PNH occurs much more frequently in women as an X-linked trait, which is associated with high rates of prenatal lethality in male foetuses and a 50% recurrence risk in the female offspring of affected women. Almost 100% of families with X-linked bilateral periventricular nodular heterotopia and about 26% of sporadic patients harbour mutations of the filamin A gene (FLNA). The low percentage of FLNA mutations in sporadic cases might be explained by somatic mosaicism. Heterozygous females have normal to borderline intelligence and epilepsy. Coagulopathy and cardiovascular abnormalities have been observed in some patients. A few living male patients with bilateral PNH owing to FLNA mutations are on record.

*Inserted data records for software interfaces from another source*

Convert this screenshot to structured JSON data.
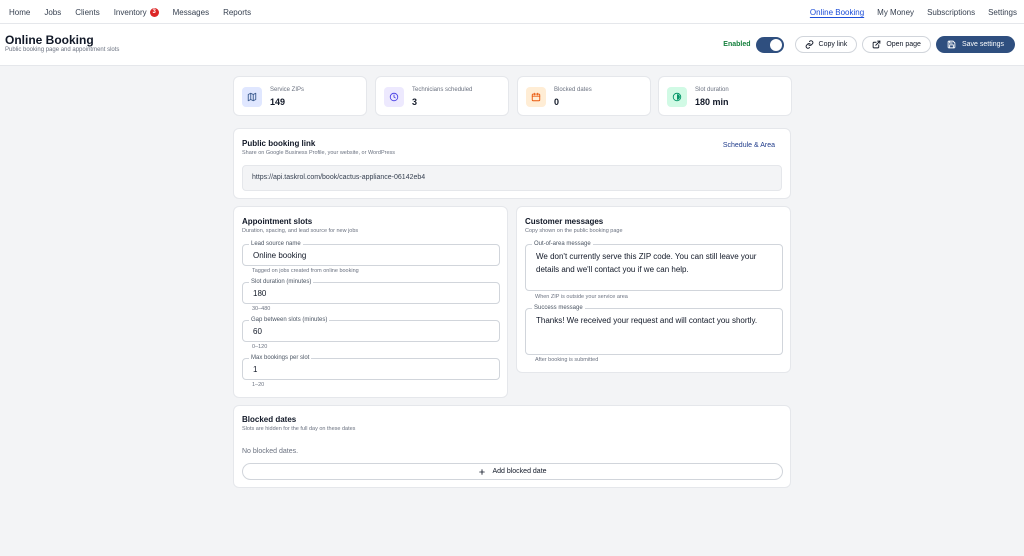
{
  "nav": {
    "left": [
      {
        "label": "Home"
      },
      {
        "label": "Jobs"
      },
      {
        "label": "Clients"
      },
      {
        "label": "Inventory",
        "badge": "3"
      },
      {
        "label": "Messages"
      },
      {
        "label": "Reports"
      }
    ],
    "right": [
      {
        "label": "Online Booking",
        "active": true
      },
      {
        "label": "My Money"
      },
      {
        "label": "Subscriptions"
      },
      {
        "label": "Settings"
      }
    ]
  },
  "header": {
    "title": "Online Booking",
    "subtitle": "Public booking page and appointment slots",
    "enabled_label": "Enabled",
    "enabled": true,
    "copy_link": "Copy link",
    "open_page": "Open page",
    "save": "Save settings"
  },
  "stats": [
    {
      "label": "Service ZIPs",
      "value": "149",
      "icon": "map-icon",
      "color": "#3b5b8f",
      "bg": "#e0e7ff"
    },
    {
      "label": "Technicians scheduled",
      "value": "3",
      "icon": "clock-icon",
      "color": "#4f46e5",
      "bg": "#ede9fe"
    },
    {
      "label": "Blocked dates",
      "value": "0",
      "icon": "calendar-icon",
      "color": "#ea580c",
      "bg": "#ffedd5"
    },
    {
      "label": "Slot duration",
      "value": "180 min",
      "icon": "timer-icon",
      "color": "#059669",
      "bg": "#d1fae5"
    }
  ],
  "booking_link": {
    "title": "Public booking link",
    "subtitle": "Share on Google Business Profile, your website, or WordPress",
    "action": "Schedule & Area",
    "url": "https://api.taskrol.com/book/cactus-appliance-06142eb4"
  },
  "slots": {
    "title": "Appointment slots",
    "subtitle": "Duration, spacing, and lead source for new jobs",
    "fields": [
      {
        "label": "Lead source name",
        "value": "Online booking",
        "helper": "Tagged on jobs created from online booking"
      },
      {
        "label": "Slot duration (minutes)",
        "value": "180",
        "helper": "30–480"
      },
      {
        "label": "Gap between slots (minutes)",
        "value": "60",
        "helper": "0–120"
      },
      {
        "label": "Max bookings per slot",
        "value": "1",
        "helper": "1–20"
      }
    ]
  },
  "messages": {
    "title": "Customer messages",
    "subtitle": "Copy shown on the public booking page",
    "fields": [
      {
        "label": "Out-of-area message",
        "value": "We don't currently serve this ZIP code. You can still leave your details and we'll contact you if we can help.",
        "helper": "When ZIP is outside your service area"
      },
      {
        "label": "Success message",
        "value": "Thanks! We received your request and will contact you shortly.",
        "helper": "After booking is submitted"
      }
    ]
  },
  "blocked": {
    "title": "Blocked dates",
    "subtitle": "Slots are hidden for the full day on these dates",
    "empty": "No blocked dates.",
    "add": "Add blocked date"
  }
}
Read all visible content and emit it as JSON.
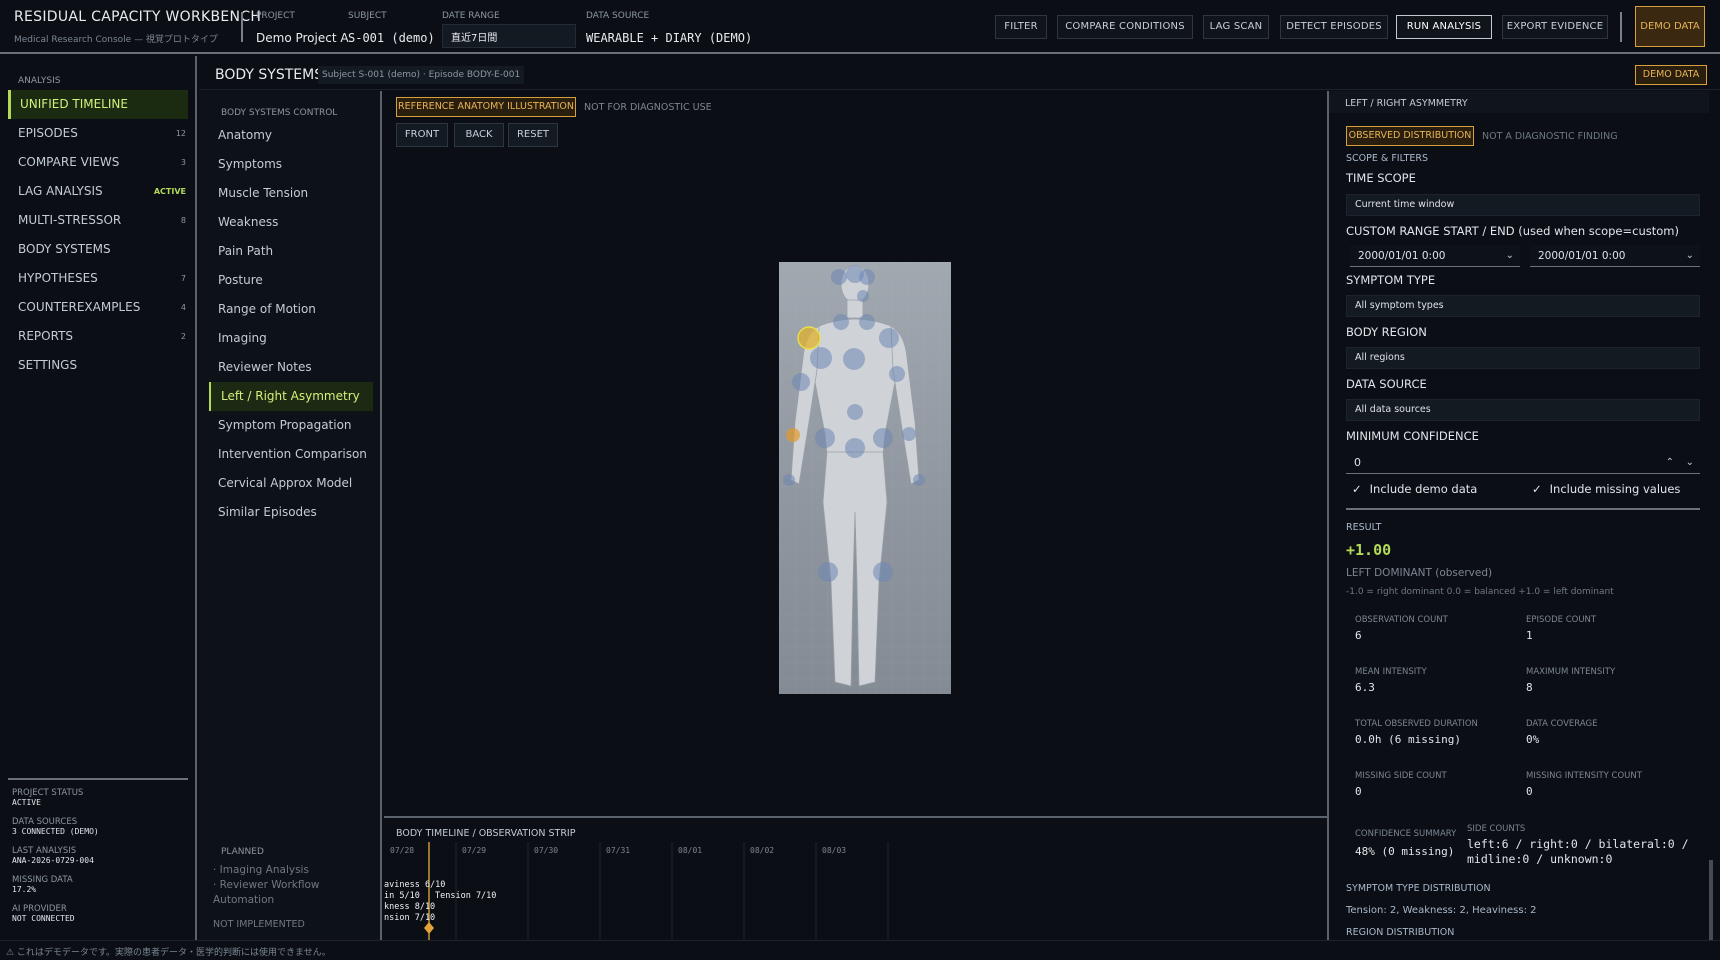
{
  "app": {
    "title": "RESIDUAL CAPACITY WORKBENCH",
    "subtitle": "Medical Research Console — 視覚プロトタイプ"
  },
  "topbar": {
    "project_label": "PROJECT",
    "project_value": "Demo Project A",
    "subject_label": "SUBJECT",
    "subject_value": "S-001 (demo)",
    "range_label": "DATE RANGE",
    "range_value": "直近7日間",
    "source_label": "DATA SOURCE",
    "source_value": "WEARABLE + DIARY (DEMO)",
    "buttons": [
      "FILTER",
      "COMPARE CONDITIONS",
      "LAG SCAN",
      "DETECT EPISODES",
      "RUN ANALYSIS",
      "EXPORT EVIDENCE"
    ],
    "demo_badge": "DEMO DATA"
  },
  "sidebar": {
    "heading": "ANALYSIS",
    "items": [
      {
        "label": "UNIFIED TIMELINE",
        "badge": ""
      },
      {
        "label": "EPISODES",
        "badge": "12"
      },
      {
        "label": "COMPARE VIEWS",
        "badge": "3"
      },
      {
        "label": "LAG ANALYSIS",
        "badge": "ACTIVE"
      },
      {
        "label": "MULTI-STRESSOR",
        "badge": "8"
      },
      {
        "label": "BODY SYSTEMS",
        "badge": ""
      },
      {
        "label": "HYPOTHESES",
        "badge": "7"
      },
      {
        "label": "COUNTEREXAMPLES",
        "badge": "4"
      },
      {
        "label": "REPORTS",
        "badge": "2"
      },
      {
        "label": "SETTINGS",
        "badge": ""
      }
    ],
    "status": [
      {
        "k": "PROJECT STATUS",
        "v": "ACTIVE"
      },
      {
        "k": "DATA SOURCES",
        "v": "3 CONNECTED (DEMO)"
      },
      {
        "k": "LAST ANALYSIS",
        "v": "ANA-2026-0729-004"
      },
      {
        "k": "MISSING DATA",
        "v": "17.2%"
      },
      {
        "k": "AI PROVIDER",
        "v": "NOT CONNECTED"
      }
    ]
  },
  "header": {
    "title": "BODY SYSTEMS",
    "crumb": "Subject S-001 (demo) · Episode BODY-E-001",
    "demo_badge": "DEMO DATA"
  },
  "control": {
    "heading": "BODY SYSTEMS CONTROL",
    "items": [
      "Anatomy",
      "Symptoms",
      "Muscle Tension",
      "Weakness",
      "Pain Path",
      "Posture",
      "Range of Motion",
      "Imaging",
      "Reviewer Notes",
      "Left / Right Asymmetry",
      "Symptom Propagation",
      "Intervention Comparison",
      "Cervical Approx Model",
      "Similar Episodes"
    ],
    "planned_heading": "PLANNED",
    "planned": [
      "· Imaging Analysis",
      "· Reviewer Workflow Automation"
    ],
    "not_implemented": "NOT IMPLEMENTED"
  },
  "center": {
    "ref_badge": "REFERENCE ANATOMY ILLUSTRATION",
    "ref_note": "NOT FOR DIAGNOSTIC USE",
    "view_buttons": [
      "FRONT",
      "BACK",
      "RESET"
    ]
  },
  "strip": {
    "title": "BODY TIMELINE / OBSERVATION STRIP",
    "dates": [
      "07/28",
      "07/29",
      "07/30",
      "07/31",
      "08/01",
      "08/02",
      "08/03"
    ],
    "events": [
      "aviness 6/10",
      "in 5/10",
      "kness 8/10",
      "nsion 7/10",
      "Tension 7/10"
    ]
  },
  "right": {
    "heading": "LEFT / RIGHT ASYMMETRY",
    "obs_badge": "OBSERVED DISTRIBUTION",
    "obs_note": "NOT A DIAGNOSTIC FINDING",
    "scope_heading": "SCOPE & FILTERS",
    "time_scope_label": "TIME SCOPE",
    "time_scope_value": "Current time window",
    "custom_range_label": "CUSTOM RANGE START / END (used when scope=custom)",
    "range_start": "2000/01/01 0:00",
    "range_end": "2000/01/01 0:00",
    "symptom_type_label": "SYMPTOM TYPE",
    "symptom_type_value": "All symptom types",
    "body_region_label": "BODY REGION",
    "body_region_value": "All regions",
    "data_source_label": "DATA SOURCE",
    "data_source_value": "All data sources",
    "min_conf_label": "MINIMUM CONFIDENCE",
    "min_conf_value": "0",
    "include_demo": "Include demo data",
    "include_missing": "Include missing values",
    "result_label": "RESULT",
    "result_value": "+1.00",
    "result_sub": "LEFT DOMINANT (observed)",
    "result_scale": "-1.0 = right dominant   0.0 = balanced   +1.0 = left dominant",
    "metrics": [
      {
        "k": "OBSERVATION COUNT",
        "v": "6"
      },
      {
        "k": "EPISODE COUNT",
        "v": "1"
      },
      {
        "k": "MEAN INTENSITY",
        "v": "6.3"
      },
      {
        "k": "MAXIMUM INTENSITY",
        "v": "8"
      },
      {
        "k": "TOTAL OBSERVED DURATION",
        "v": "0.0h (6 missing)"
      },
      {
        "k": "DATA COVERAGE",
        "v": "0%"
      },
      {
        "k": "MISSING SIDE COUNT",
        "v": "0"
      },
      {
        "k": "MISSING INTENSITY COUNT",
        "v": "0"
      }
    ],
    "conf_label": "CONFIDENCE SUMMARY",
    "conf_value": "48% (0 missing)",
    "side_label": "SIDE COUNTS",
    "side_value": "left:6 / right:0 / bilateral:0 / midline:0 / unknown:0",
    "sym_dist_label": "SYMPTOM TYPE DISTRIBUTION",
    "sym_dist_value": "Tension: 2, Weakness: 2, Heaviness: 2",
    "region_label": "REGION DISTRIBUTION"
  },
  "footer": "⚠ これはデモデータです。実際の患者データ・医学的判断には使用できません。",
  "colors": {
    "accent": "#b4d957",
    "warning": "#d6a03c",
    "bg": "#0b0f15"
  }
}
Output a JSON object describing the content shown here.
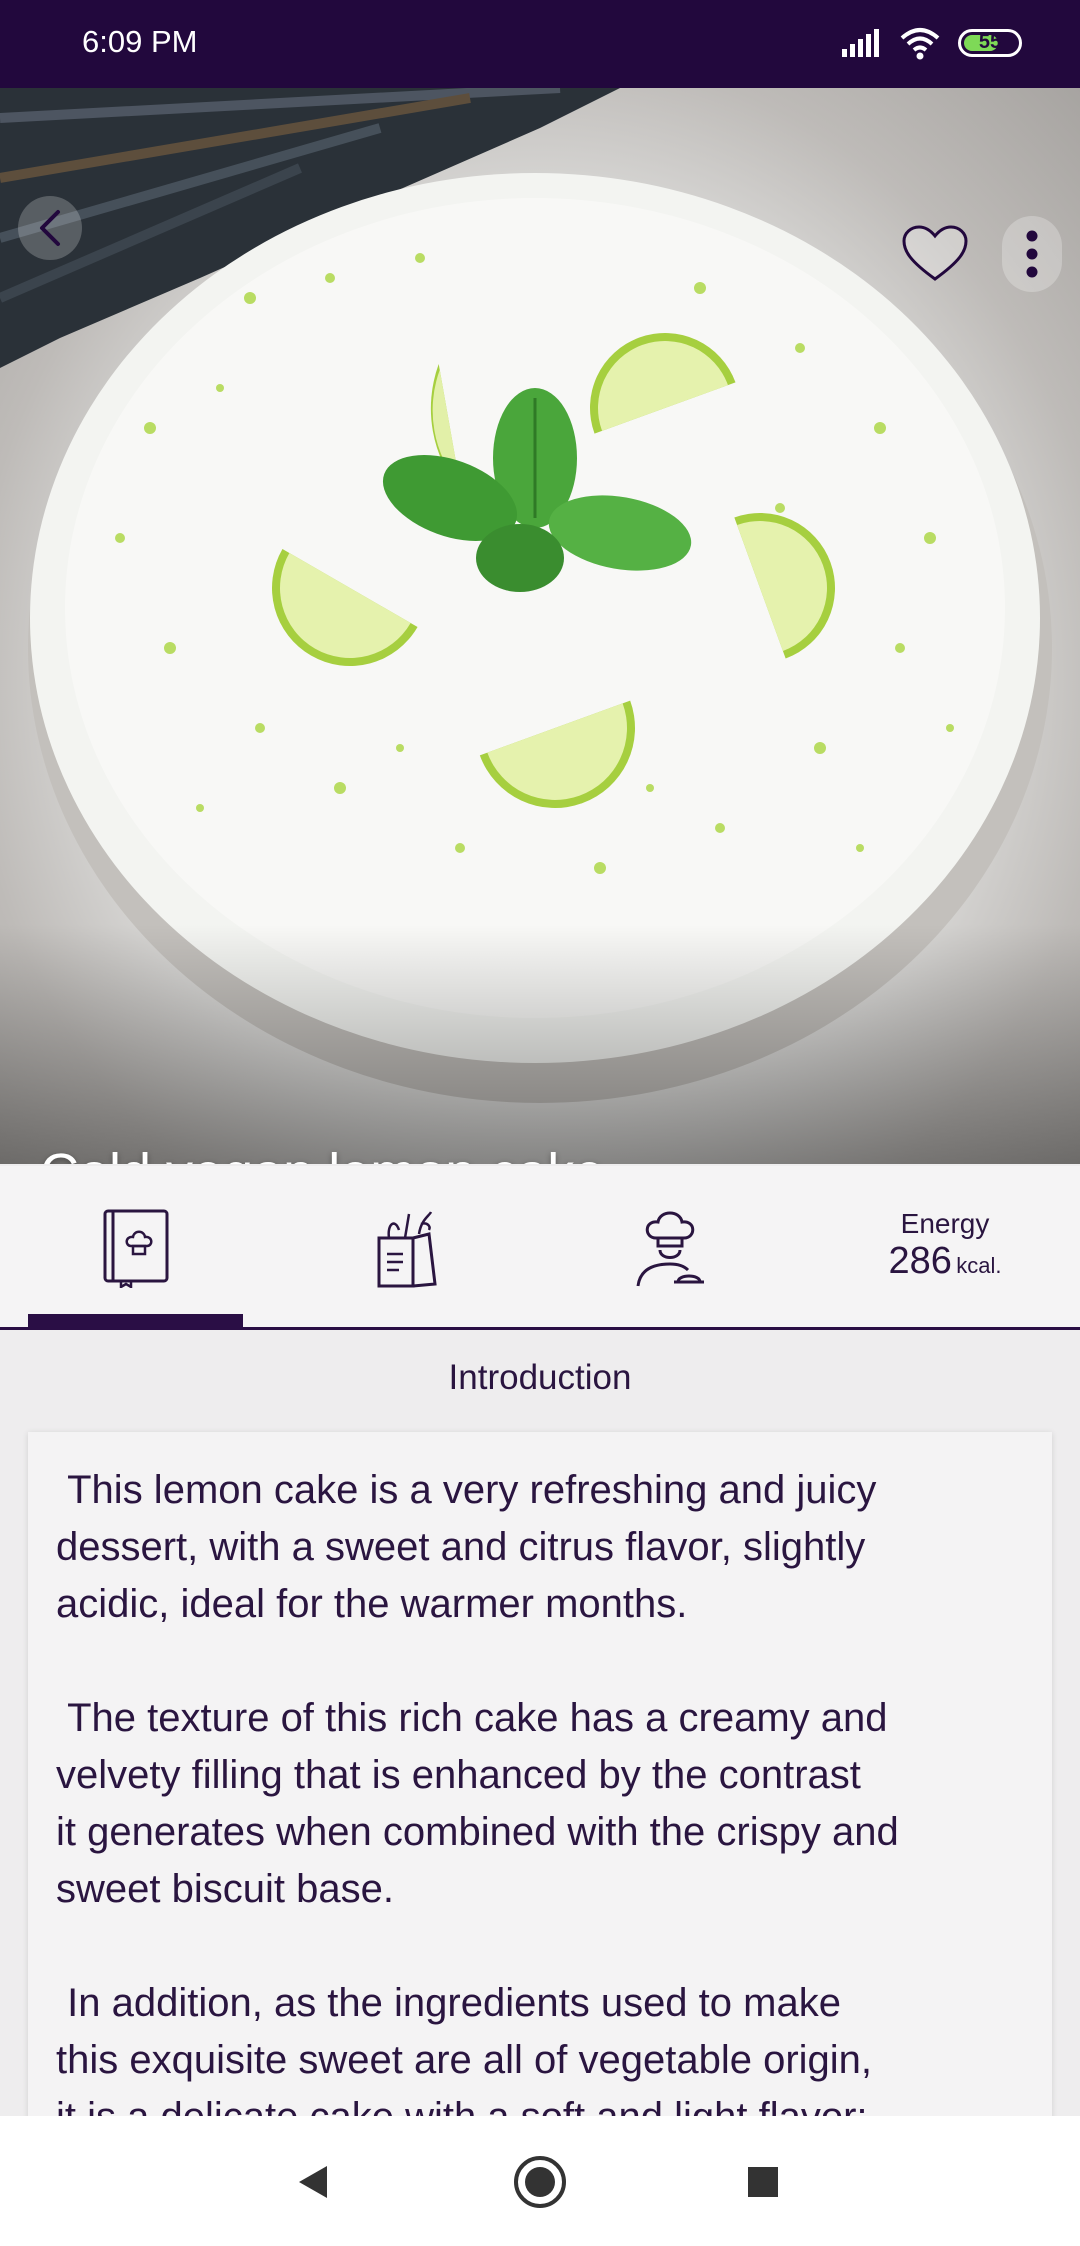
{
  "status_bar": {
    "time": "6:09 PM",
    "battery": "55",
    "icons": [
      "signal-icon",
      "wifi-icon",
      "battery-icon"
    ]
  },
  "header": {
    "back_icon": "chevron-left-icon",
    "favorite_icon": "heart-outline-icon",
    "more_icon": "more-vertical-icon",
    "title": "Cold vegan lemon cake"
  },
  "tabs": [
    {
      "icon": "recipe-book-icon",
      "selected": true
    },
    {
      "icon": "ingredients-bag-icon",
      "selected": false
    },
    {
      "icon": "chef-icon",
      "selected": false
    }
  ],
  "energy": {
    "label": "Energy",
    "value": "286",
    "unit": "kcal."
  },
  "section": {
    "title": "Introduction"
  },
  "introduction": " This lemon cake is a very refreshing and juicy\ndessert, with a sweet and citrus flavor, slightly\nacidic, ideal for the warmer months.\n\n The texture of this rich cake has a creamy and\nvelvety filling that is enhanced by the contrast\nit generates when combined with the crispy and\nsweet biscuit base.\n\n In addition, as the ingredients used to make\nthis exquisite sweet are all of vegetable origin,\nit is a delicate cake with a soft and light flavor;",
  "colors": {
    "primary": "#22083d",
    "accent_text": "#2a1540",
    "lime": "#b9dc63",
    "mint": "#4aa63b"
  },
  "nav": [
    "back-triangle-icon",
    "home-circle-icon",
    "recents-square-icon"
  ]
}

FLNA maps to Xq28 and codes for an actin binding protein that likely influences neuroblast migration during cortical development. FLNA is also important for coagulation and vascular development. These coagulation and vascular-related functions of FLNA might account for the prenatal male lethality observed in most pedigrees. Cardiovascular or gut malformations might also account for prenatal male lethality.
Other genes can cause PNH. A rare recessive form owing to mutations of the ARFGEF2 gene has been reported in consanguineous pedigrees. ARFGEF2 gene encodes for a protein involved in proliferation and migration during cortical development. Affected children have microcephaly, severe delay, and early-onset seizures, including infantile spasms. PNH may also be observed in patients with chromosomal rearrangements, such as duplication of 5p15.1 or 5p15.33.
Our laboratory has contributed to better define the clinical, anatomic and molecular features of Periventricular Heterotopia. We have defined 15 distinct malformation patterns of PH including classical bilateral PNH. We have characterized mutations in the FLNA gene and established phenotype-genotype correlations. In particular, we found FLNA mutations in 100% of familial cases with X-linked PNH and in 26% of sporadic patients with classical bilateral PNH. We are continuing to enrol patients/families with PNH to continue these studies and establish the yield of new diagnostic methods.
If you have a child who you think may have this condition and you would like us to review the diagnosis or provide genetic testing please contact us at email@example.com.